IBM's conferences were an important aspect of the company's marketing scheme. They originated in the 1930s, antedating computers, and were part of the punched card marketing program. I am not sure whether they still go on.

They were formally called Customer Education Classes and seemed to function on the budget of the IBM Department of Education. Attendance was by invitation only and involved no cost to the customer beyond getting there and home. Each lasted about a week.

Originally the conferences were conducted at Endicott, New York, with housing and feeding in "The Homestead," a mansion converted for the purpose. Meetings, always called classes, were held in the IBM Education Building. After a few years classrooms were added to the Homestead.

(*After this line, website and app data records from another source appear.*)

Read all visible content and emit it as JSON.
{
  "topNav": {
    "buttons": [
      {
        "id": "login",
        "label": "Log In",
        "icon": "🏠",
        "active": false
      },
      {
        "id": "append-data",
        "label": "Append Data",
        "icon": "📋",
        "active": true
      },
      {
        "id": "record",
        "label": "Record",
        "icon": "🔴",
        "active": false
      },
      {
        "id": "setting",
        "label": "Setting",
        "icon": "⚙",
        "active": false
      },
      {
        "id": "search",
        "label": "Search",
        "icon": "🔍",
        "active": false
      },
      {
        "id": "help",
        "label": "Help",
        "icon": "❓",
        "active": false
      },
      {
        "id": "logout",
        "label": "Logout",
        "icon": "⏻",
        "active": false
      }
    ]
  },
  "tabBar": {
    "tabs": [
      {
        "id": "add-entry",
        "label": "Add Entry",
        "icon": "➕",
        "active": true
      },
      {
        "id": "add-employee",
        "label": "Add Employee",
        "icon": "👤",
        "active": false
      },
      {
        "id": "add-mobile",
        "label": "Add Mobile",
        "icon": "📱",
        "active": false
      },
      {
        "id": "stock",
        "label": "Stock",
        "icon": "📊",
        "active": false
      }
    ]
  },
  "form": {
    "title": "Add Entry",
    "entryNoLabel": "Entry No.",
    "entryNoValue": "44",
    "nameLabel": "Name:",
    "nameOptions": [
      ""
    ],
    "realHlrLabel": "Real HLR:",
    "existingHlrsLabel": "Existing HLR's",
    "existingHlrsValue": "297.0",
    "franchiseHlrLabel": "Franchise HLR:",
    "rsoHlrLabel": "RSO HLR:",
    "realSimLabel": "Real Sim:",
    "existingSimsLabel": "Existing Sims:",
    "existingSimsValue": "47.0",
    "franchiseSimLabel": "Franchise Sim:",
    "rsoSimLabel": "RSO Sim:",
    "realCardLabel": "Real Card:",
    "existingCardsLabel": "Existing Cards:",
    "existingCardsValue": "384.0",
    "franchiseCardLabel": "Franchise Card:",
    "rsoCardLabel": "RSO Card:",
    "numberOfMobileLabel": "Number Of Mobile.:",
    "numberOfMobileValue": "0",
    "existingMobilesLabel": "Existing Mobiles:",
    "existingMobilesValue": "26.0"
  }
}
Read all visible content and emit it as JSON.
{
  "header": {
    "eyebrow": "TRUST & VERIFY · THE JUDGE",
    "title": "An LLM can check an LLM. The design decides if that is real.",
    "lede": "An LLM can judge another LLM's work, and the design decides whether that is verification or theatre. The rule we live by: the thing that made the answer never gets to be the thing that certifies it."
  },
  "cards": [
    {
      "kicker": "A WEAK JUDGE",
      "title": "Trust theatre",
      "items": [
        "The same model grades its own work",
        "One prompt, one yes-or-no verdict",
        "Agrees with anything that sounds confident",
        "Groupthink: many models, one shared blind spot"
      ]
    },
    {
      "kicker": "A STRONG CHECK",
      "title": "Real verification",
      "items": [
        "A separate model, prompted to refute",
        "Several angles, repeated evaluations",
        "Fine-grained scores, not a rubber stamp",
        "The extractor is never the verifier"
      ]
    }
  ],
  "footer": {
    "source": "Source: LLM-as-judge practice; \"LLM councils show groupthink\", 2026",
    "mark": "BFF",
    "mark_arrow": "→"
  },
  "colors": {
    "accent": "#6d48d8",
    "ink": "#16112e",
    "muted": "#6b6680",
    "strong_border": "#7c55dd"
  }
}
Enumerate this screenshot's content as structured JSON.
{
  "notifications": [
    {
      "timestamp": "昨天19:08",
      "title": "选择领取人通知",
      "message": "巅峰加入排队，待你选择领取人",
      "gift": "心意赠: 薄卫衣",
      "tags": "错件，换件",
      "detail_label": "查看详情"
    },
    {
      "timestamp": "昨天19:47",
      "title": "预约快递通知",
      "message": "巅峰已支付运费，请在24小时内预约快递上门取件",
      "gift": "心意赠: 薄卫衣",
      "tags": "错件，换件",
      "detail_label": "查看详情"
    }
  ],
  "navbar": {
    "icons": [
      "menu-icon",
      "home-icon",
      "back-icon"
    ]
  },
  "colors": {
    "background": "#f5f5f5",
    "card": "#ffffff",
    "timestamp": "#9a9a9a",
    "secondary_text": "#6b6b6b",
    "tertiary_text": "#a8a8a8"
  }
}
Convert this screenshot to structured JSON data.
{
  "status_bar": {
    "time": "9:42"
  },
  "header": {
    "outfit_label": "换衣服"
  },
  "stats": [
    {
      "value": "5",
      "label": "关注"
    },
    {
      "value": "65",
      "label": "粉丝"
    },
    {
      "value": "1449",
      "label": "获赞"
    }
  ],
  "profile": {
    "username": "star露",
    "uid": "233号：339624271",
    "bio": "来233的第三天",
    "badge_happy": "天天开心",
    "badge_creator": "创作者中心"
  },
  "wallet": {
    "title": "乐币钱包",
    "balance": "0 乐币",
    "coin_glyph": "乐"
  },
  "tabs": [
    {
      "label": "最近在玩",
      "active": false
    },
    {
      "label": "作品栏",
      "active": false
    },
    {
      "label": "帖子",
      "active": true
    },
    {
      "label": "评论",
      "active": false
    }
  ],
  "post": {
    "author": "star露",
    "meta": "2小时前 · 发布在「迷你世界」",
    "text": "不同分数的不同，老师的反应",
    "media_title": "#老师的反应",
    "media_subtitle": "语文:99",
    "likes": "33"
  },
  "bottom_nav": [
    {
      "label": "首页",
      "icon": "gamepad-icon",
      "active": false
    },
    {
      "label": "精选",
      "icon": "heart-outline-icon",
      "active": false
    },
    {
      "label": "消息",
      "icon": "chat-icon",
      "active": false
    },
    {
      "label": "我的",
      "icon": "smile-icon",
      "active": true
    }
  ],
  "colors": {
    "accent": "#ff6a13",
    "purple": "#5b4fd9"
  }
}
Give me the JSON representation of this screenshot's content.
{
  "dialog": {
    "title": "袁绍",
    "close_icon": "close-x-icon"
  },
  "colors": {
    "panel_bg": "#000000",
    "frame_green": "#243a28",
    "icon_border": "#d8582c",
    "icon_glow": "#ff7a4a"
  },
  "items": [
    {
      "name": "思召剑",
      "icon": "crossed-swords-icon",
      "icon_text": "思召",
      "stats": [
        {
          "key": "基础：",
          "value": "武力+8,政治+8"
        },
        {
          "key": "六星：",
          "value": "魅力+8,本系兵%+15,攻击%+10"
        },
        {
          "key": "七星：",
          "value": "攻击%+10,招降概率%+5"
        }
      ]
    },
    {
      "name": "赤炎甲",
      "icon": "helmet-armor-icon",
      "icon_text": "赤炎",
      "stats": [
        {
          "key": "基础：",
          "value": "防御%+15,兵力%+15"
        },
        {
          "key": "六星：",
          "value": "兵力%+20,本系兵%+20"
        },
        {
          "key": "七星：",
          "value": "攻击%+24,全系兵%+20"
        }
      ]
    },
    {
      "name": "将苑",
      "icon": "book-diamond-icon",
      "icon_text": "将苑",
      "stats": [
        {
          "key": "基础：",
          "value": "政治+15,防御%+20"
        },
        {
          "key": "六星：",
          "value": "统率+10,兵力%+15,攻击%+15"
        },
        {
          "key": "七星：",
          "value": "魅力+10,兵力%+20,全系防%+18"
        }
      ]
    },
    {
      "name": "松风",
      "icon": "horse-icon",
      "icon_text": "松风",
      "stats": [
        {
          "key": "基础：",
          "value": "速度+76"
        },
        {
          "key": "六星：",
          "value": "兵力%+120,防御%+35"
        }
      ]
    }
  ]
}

Each conference included 30 to 40 people, mostly IBM customers from several different companies in a single industry, one or two from each company. In addition there were a few concerned IBM employees. For example, in the case of the conferences for the petroleum industry specialists, which I attended, a few salesmen for major petroleum accounts and a few of IBM's Applied Science Representatives on such accounts would attend.

Two or three conferences would be conducted in parallel at the same time and venue. Petroleum was often at Endicott while Retail Groceries were there too. The daily meetings were segregated by industry, but I learned a lot about Retail Groceries by sitting with these strangers at breakfast or dinner.

In pre-computer days the conferences were a mixture of recreation at the IBM Country Club (especially golf), drinking in Endicott bars (IBM was extremely dry), and actual classes in how to use IBM equipment, wire boards, and so on. For the most part the IBM people knew enough about punched card equipment and how to use it to serve as effective instructors with some occasional customer contribution. But in the early computer days many of the customers knew more about the computers and their uses, especially when mathematics or electronics were involved, than the sales force or the education department. Also the new breed of technical customers were accustomed to the engineering and scientific tradition of giving and auditing ...